    Why is everybody throwing names ? Why is everybody counting who his teammates would be/could be ? Does he know (or care about) the names of his teammates from the last season ? Is he looking for a longer list ? A more illustrious list ?

    In the 5 million write-ups on this seasons free-agency, I haven’t seen a single other big man mentioned.

    C’mon guys ! There are a lot of … and I mean A LOT OF … talented, hard-working, sincere big men out there who bring an honest game to the floor each and every single time. Lets hear about them !

  8. ADblurrr says:

    Dwight should go to gsw and take less money starting 5 steph,tompsin,barnes,lee,and howard!!! Thats a killer starting!! And they have great fans and coach. Unlike lakers with sht coach and ageing players. Dont forget gsw could have gone to game 7 if spurs didint steal the first game and is a team tht were blowing out the spurs in some games. But if its money and not winning tht matters then he will stay in LA.who knows if kobe will come back the same he tore his achilles at age 34. I say sign howard then trade bogut for a sixth man jr smith and they have everthing they need a killer starting 5 with sixth man of the year jr smith also landry and get rid of bad contracts like jefferson and beiedren.

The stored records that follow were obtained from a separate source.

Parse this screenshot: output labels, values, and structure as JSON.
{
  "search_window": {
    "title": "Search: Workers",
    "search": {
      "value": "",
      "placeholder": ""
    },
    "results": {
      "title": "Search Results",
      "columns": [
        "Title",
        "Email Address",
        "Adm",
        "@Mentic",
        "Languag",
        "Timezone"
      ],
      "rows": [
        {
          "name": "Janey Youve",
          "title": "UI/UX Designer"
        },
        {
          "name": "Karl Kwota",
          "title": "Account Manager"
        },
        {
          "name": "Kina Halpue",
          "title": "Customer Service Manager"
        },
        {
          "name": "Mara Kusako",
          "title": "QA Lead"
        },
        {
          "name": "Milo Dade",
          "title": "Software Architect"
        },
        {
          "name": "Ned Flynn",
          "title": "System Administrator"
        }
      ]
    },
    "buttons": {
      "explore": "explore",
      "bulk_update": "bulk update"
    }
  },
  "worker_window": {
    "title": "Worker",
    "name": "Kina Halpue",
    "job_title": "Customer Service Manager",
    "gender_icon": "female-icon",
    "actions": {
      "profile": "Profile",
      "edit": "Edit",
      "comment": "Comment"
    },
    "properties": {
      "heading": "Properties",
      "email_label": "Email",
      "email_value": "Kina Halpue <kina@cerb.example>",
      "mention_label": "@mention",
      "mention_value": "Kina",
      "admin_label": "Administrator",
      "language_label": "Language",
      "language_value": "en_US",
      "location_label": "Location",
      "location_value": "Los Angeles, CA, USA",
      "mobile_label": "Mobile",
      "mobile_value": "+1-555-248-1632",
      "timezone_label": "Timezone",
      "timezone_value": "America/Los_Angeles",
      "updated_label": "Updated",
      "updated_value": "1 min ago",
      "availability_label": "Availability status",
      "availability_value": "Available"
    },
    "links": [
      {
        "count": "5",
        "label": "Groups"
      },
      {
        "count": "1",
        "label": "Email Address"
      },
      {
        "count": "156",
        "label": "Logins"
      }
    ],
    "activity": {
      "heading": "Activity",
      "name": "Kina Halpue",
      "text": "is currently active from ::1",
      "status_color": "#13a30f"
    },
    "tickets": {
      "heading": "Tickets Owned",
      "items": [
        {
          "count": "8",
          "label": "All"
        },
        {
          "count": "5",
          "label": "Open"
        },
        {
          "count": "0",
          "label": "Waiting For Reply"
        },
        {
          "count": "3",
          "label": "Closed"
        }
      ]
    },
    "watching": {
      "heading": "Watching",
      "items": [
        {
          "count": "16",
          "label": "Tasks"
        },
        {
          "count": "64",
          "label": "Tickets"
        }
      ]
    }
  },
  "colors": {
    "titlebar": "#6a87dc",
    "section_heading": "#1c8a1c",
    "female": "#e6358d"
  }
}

    • A Witness says:

      Jr has signed back to the knicks and this wouldnt make to goto GSW he wouldnt get the ball they dont run the Triangle offense their a shoot first team David lee barely got to post up last season he needs to goto Houston GSW only look good on paper dallas is a horrible option D Antoni is going to run L.A into the ground

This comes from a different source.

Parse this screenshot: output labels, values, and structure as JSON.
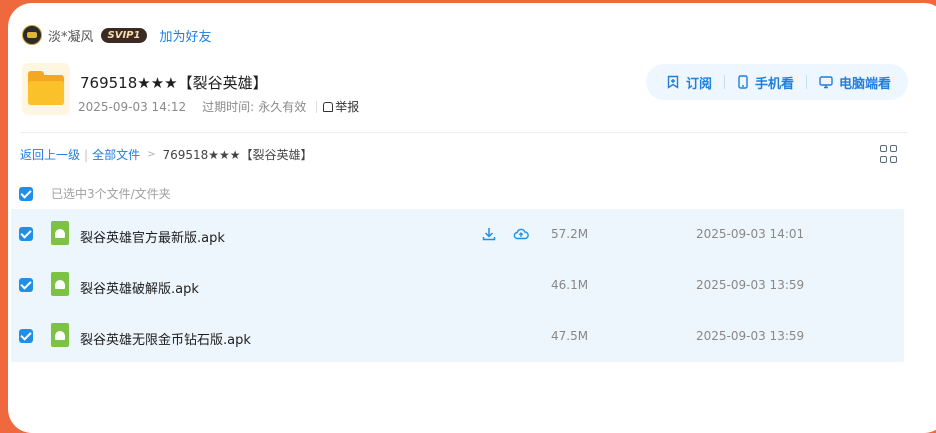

  9. Cuki says:

    LA Lakers ! 🙂 2014 will be his season !

  10. Dwight’s motivation obviously is to find a place where he can win championships and be THE MAN not piggyback riding to other players…he wants to dominate

    • Chris says:

      He had the opportunity to lead his team to a ring in Orlando and it didn’t work. I don’t think that’s it. I’m thinking the pressure in LA is too much for him. He wants to win and wants to be the focal point of the offense, but ironically, doesn’t want all the pressure that comes with leading a team like LA, where the expectation is to win nearly every year. I think he’s talking about wanting to win rings, but deep down, he just wants to be in a market where he has the opportunity to win. And then isn’t criticized so much when he doesn’t win. Good luck finding a market like that… the reality is, he wants a situation that doesn’t exist.

      • Rockets says:

        Dwight, please do not bring any drama to the Rockets. We don’t need any of your baby whine. Just do your part and stay out of James Harden way. He is far more skillful and should be the main focal, not you!